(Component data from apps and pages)
+---+

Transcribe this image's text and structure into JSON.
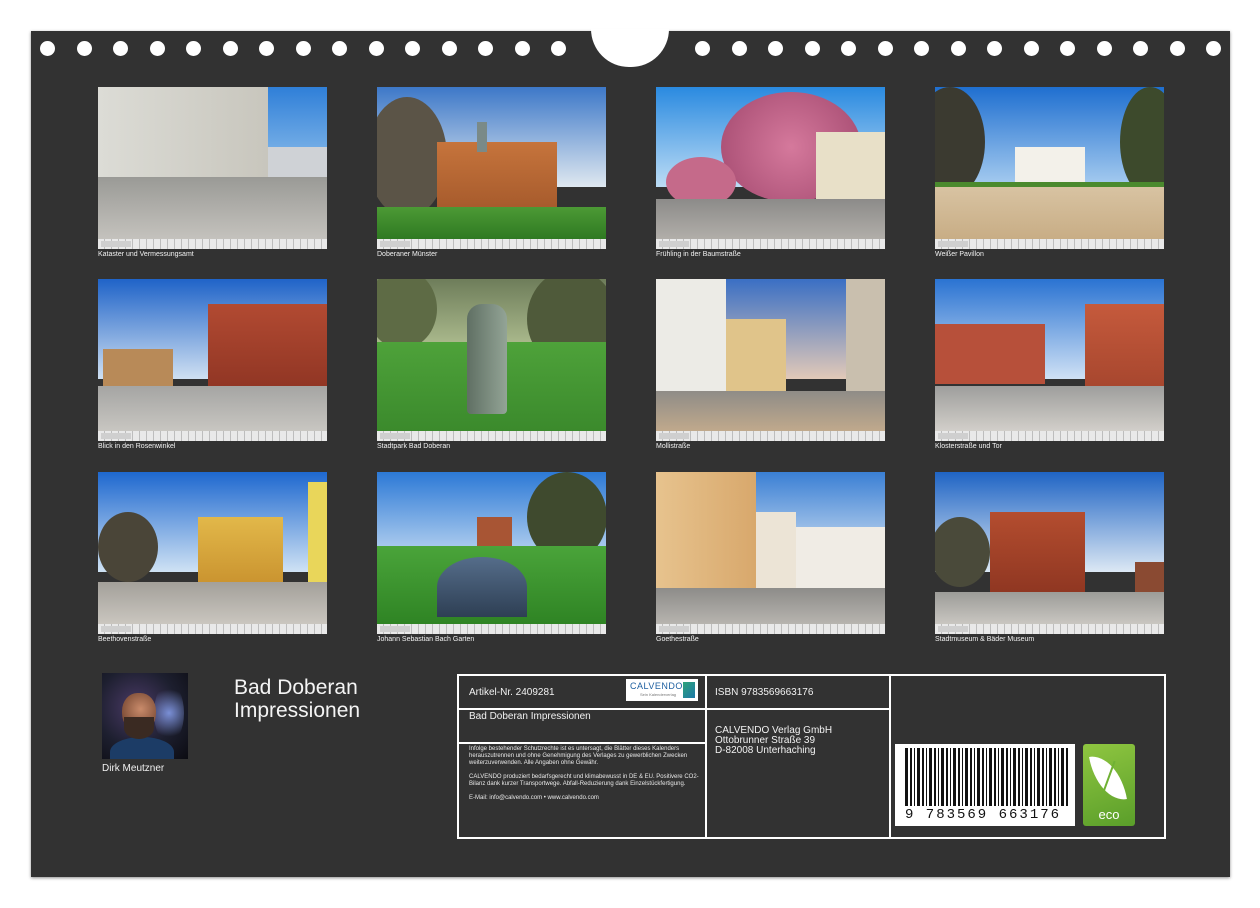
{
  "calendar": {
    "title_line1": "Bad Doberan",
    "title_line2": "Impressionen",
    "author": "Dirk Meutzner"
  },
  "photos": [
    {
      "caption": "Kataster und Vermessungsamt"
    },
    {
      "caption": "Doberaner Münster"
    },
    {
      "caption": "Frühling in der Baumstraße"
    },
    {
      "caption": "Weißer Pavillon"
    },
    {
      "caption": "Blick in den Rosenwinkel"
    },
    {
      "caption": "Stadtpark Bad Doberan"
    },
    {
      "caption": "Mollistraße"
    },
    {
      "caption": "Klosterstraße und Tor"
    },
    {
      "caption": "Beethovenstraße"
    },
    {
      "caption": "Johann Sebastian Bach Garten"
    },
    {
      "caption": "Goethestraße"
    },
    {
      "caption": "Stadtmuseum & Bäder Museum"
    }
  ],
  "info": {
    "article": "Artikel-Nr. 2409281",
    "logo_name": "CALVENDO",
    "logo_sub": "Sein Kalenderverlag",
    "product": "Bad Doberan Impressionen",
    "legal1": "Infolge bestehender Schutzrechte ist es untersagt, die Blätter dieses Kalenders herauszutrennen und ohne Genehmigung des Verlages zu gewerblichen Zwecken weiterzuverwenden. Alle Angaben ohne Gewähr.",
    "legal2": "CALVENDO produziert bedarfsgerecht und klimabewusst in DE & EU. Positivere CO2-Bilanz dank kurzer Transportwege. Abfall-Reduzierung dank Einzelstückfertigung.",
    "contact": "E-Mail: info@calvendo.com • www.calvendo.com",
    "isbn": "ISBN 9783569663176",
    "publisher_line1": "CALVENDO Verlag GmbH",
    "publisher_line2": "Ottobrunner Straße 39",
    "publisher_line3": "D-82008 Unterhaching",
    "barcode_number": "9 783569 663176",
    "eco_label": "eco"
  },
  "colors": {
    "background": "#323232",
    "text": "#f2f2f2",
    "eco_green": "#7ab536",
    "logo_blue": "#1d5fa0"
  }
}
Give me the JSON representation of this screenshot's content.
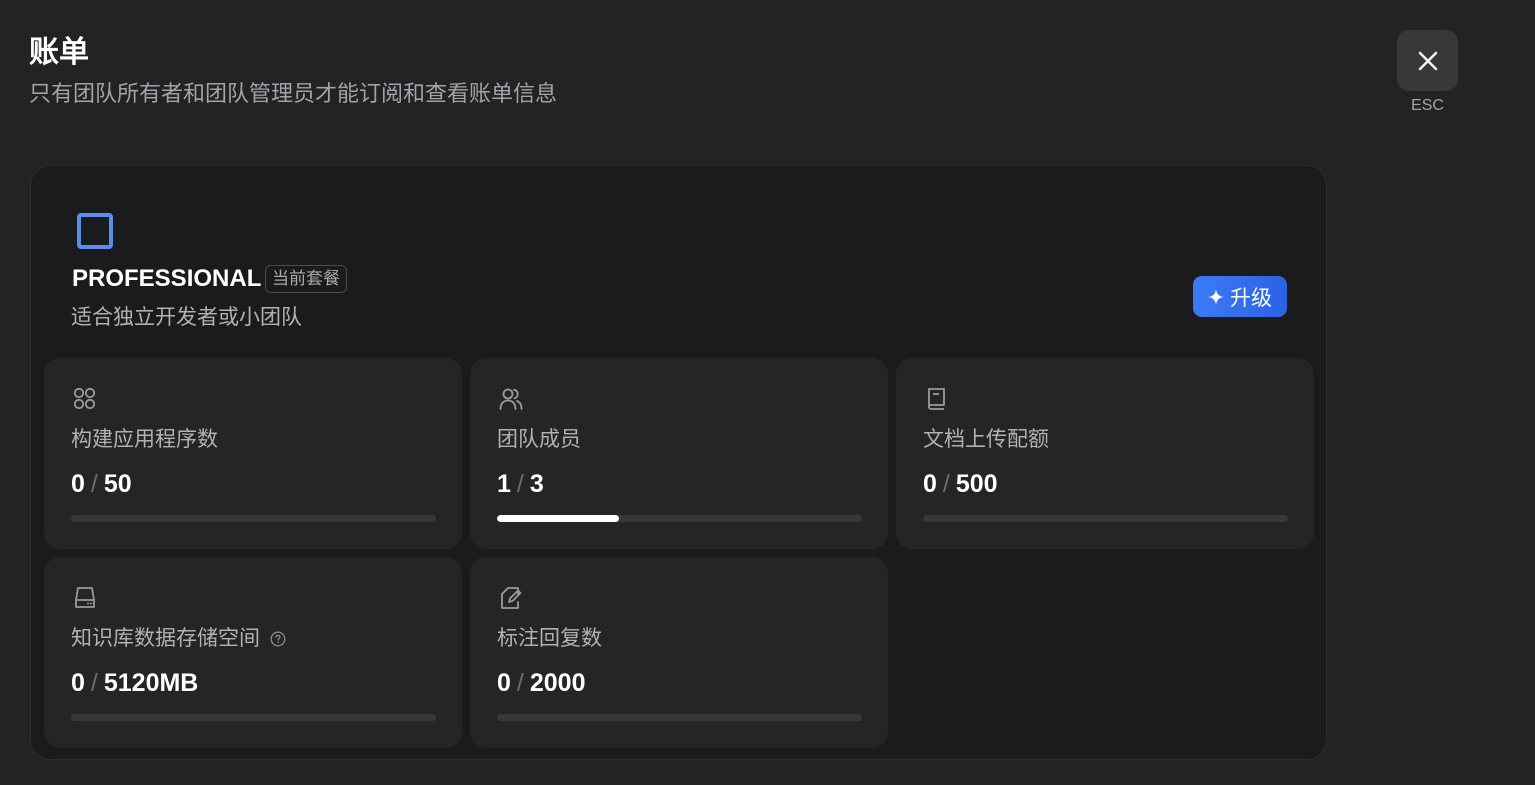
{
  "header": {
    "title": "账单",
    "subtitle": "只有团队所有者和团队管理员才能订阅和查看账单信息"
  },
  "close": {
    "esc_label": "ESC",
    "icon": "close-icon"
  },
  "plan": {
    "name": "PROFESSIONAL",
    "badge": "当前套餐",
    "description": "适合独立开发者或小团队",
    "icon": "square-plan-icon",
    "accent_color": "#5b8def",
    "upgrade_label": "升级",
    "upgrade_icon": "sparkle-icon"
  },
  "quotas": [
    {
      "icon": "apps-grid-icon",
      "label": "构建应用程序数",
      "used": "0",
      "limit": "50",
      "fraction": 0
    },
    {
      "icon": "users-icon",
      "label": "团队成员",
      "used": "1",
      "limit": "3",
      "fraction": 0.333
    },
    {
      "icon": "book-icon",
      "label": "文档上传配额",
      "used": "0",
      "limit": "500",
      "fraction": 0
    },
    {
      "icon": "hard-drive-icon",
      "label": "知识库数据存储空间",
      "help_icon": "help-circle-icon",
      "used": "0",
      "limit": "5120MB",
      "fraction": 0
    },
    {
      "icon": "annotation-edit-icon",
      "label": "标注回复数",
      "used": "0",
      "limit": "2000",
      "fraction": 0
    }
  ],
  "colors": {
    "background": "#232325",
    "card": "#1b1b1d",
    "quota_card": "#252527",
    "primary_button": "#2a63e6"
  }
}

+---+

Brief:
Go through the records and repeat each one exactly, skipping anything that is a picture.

Result:
Transcribe this image's text and structure into JSON.
{
  "calendar": {
    "title_line1": "Bad Doberan",
    "title_line2": "Impressionen",
    "author": "Dirk Meutzner"
  },
  "photos": [
    {
      "caption": "Kataster und Vermessungsamt"
    },
    {
      "caption": "Doberaner Münster"
    },
    {
      "caption": "Frühling in der Baumstraße"
    },
    {
      "caption": "Weißer Pavillon"
    },
    {
      "caption": "Blick in den Rosenwinkel"
    },
    {
      "caption": "Stadtpark Bad Doberan"
    },
    {
      "caption": "Mollistraße"
    },
    {
      "caption": "Klosterstraße und Tor"
    },
    {
      "caption": "Beethovenstraße"
    },
    {
      "caption": "Johann Sebastian Bach Garten"
    },
    {
      "caption": "Goethestraße"
    },
    {
      "caption": "Stadtmuseum & Bäder Museum"
    }
  ],
  "info": {
    "article": "Artikel-Nr. 2409281",
    "logo_name": "CALVENDO",
    "logo_sub": "Sein Kalenderverlag",
    "product": "Bad Doberan Impressionen",
    "legal1": "Infolge bestehender Schutzrechte ist es untersagt, die Blätter dieses Kalenders herauszutrennen und ohne Genehmigung des Verlages zu gewerblichen Zwecken weiterzuverwenden. Alle Angaben ohne Gewähr.",
    "legal2": "CALVENDO produziert bedarfsgerecht und klimabewusst in DE & EU. Positivere CO2-Bilanz dank kurzer Transportwege. Abfall-Reduzierung dank Einzelstückfertigung.",
    "contact": "E-Mail: info@calvendo.com • www.calvendo.com",
    "isbn": "ISBN 9783569663176",
    "publisher_line1": "CALVENDO Verlag GmbH",
    "publisher_line2": "Ottobrunner Straße 39",
    "publisher_line3": "D-82008 Unterhaching",
    "barcode_number": "9 783569 663176",
    "eco_label": "eco"
  },
  "colors": {
    "background": "#323232",
    "text": "#f2f2f2",
    "eco_green": "#7ab536",
    "logo_blue": "#1d5fa0"
  }
}
Give me the JSON representation of this screenshot's content.
{
  "header": {
    "title": "账单",
    "subtitle": "只有团队所有者和团队管理员才能订阅和查看账单信息"
  },
  "close": {
    "esc_label": "ESC",
    "icon": "close-icon"
  },
  "plan": {
    "name": "PROFESSIONAL",
    "badge": "当前套餐",
    "description": "适合独立开发者或小团队",
    "icon": "square-plan-icon",
    "accent_color": "#5b8def",
    "upgrade_label": "升级",
    "upgrade_icon": "sparkle-icon"
  },
  "quotas": [
    {
      "icon": "apps-grid-icon",
      "label": "构建应用程序数",
      "used": "0",
      "limit": "50",
      "fraction": 0
    },
    {
      "icon": "users-icon",
      "label": "团队成员",
      "used": "1",
      "limit": "3",
      "fraction": 0.333
    },
    {
      "icon": "book-icon",
      "label": "文档上传配额",
      "used": "0",
      "limit": "500",
      "fraction": 0
    },
    {
      "icon": "hard-drive-icon",
      "label": "知识库数据存储空间",
      "help_icon": "help-circle-icon",
      "used": "0",
      "limit": "5120MB",
      "fraction": 0
    },
    {
      "icon": "annotation-edit-icon",
      "label": "标注回复数",
      "used": "0",
      "limit": "2000",
      "fraction": 0
    }
  ],
  "colors": {
    "background": "#232325",
    "card": "#1b1b1d",
    "quota_card": "#252527",
    "primary_button": "#2a63e6"
  }
}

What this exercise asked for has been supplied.